The water supply to all schools in California built before 2010 must be tested to ensure it does not have high levels of lead, State Superintendent of Public Instruction Tom Torlakson declared in a message to all school districts.
The testing is mandated by a new state law (Assembly Bill 746) signed by Gov. Jerry Brown last fall. The law indicates that the state will cover the costs of the testing, but Torlakson made no mention of who would pay for it in his message.
The law makes clear that it is not the school but the “community water system that serves a school site” that will be responsible for testing school drinking water. “Students need fresh water, nutritious meals and regular physical activity to be ready to learn and succeed in class,” Torlakson said. “Cooperation with local water systems is critical to ensure proper testing.”
If lead levels are found to exceed 15 parts per billion, the school district will be required “to take immediate steps to make inoperable and shut down from use all fountains and faucets where the excess lead levels may exist.”
The California State Water Quality Control Board states that “even low levels of lead in the blood have been shown to affect cognitive abilities, the ability to pay attention and academic achievement.” It underscored that “the effects of lead exposure cannot be corrected, therefore it is important to prevent lead exposure completely.”
Torlakson noted that California’s “water infrastructure” is generally newer than in many other parts of the country, and that “lead problems are rare.”

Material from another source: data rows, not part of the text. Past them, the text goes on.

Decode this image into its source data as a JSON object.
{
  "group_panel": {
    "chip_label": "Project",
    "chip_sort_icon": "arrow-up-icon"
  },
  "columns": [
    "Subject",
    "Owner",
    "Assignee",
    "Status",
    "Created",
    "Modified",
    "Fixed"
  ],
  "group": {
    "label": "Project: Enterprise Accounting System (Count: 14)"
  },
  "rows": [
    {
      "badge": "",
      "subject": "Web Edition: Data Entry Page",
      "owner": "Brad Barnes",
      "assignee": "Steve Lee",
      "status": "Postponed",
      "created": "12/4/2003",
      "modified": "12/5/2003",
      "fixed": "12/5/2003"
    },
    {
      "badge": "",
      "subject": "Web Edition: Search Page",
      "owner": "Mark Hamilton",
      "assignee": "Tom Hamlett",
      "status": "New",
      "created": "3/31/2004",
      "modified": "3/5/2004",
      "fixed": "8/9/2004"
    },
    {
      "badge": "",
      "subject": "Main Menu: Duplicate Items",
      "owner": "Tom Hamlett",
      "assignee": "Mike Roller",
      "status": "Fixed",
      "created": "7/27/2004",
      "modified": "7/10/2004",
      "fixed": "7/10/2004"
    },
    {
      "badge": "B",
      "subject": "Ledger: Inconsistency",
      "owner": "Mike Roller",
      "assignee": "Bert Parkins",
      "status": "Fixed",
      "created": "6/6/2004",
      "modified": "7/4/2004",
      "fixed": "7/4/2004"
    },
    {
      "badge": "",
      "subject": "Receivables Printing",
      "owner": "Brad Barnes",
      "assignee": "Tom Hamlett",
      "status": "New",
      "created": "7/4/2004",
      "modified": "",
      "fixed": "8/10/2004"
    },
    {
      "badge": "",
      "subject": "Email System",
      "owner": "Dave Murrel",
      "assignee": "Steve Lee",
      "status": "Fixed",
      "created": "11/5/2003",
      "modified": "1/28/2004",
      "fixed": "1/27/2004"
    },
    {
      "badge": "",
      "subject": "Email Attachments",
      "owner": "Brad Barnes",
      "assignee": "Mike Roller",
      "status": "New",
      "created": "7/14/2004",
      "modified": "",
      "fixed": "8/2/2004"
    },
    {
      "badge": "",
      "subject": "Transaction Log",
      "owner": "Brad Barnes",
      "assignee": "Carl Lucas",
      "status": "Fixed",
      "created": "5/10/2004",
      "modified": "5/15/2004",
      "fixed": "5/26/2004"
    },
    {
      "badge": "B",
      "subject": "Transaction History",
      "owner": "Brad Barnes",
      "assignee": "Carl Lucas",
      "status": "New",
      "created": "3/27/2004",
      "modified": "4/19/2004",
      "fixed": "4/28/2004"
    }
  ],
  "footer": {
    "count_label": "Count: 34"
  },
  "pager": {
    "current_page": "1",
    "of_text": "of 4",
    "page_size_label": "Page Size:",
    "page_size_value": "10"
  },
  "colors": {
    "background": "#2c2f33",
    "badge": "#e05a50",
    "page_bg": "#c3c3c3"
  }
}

But he noted that elevated lead levels in some schools and in some faucets — at the San Ysidro School District in San Diego County and the Folsom Cordova Unified School District in Sacramento County, for example — have raised new concerns. In addition, lead levels in drinking water above the federal standard of 15 parts per billion have been found in 22 Oakland schools, and in several other schools around the state.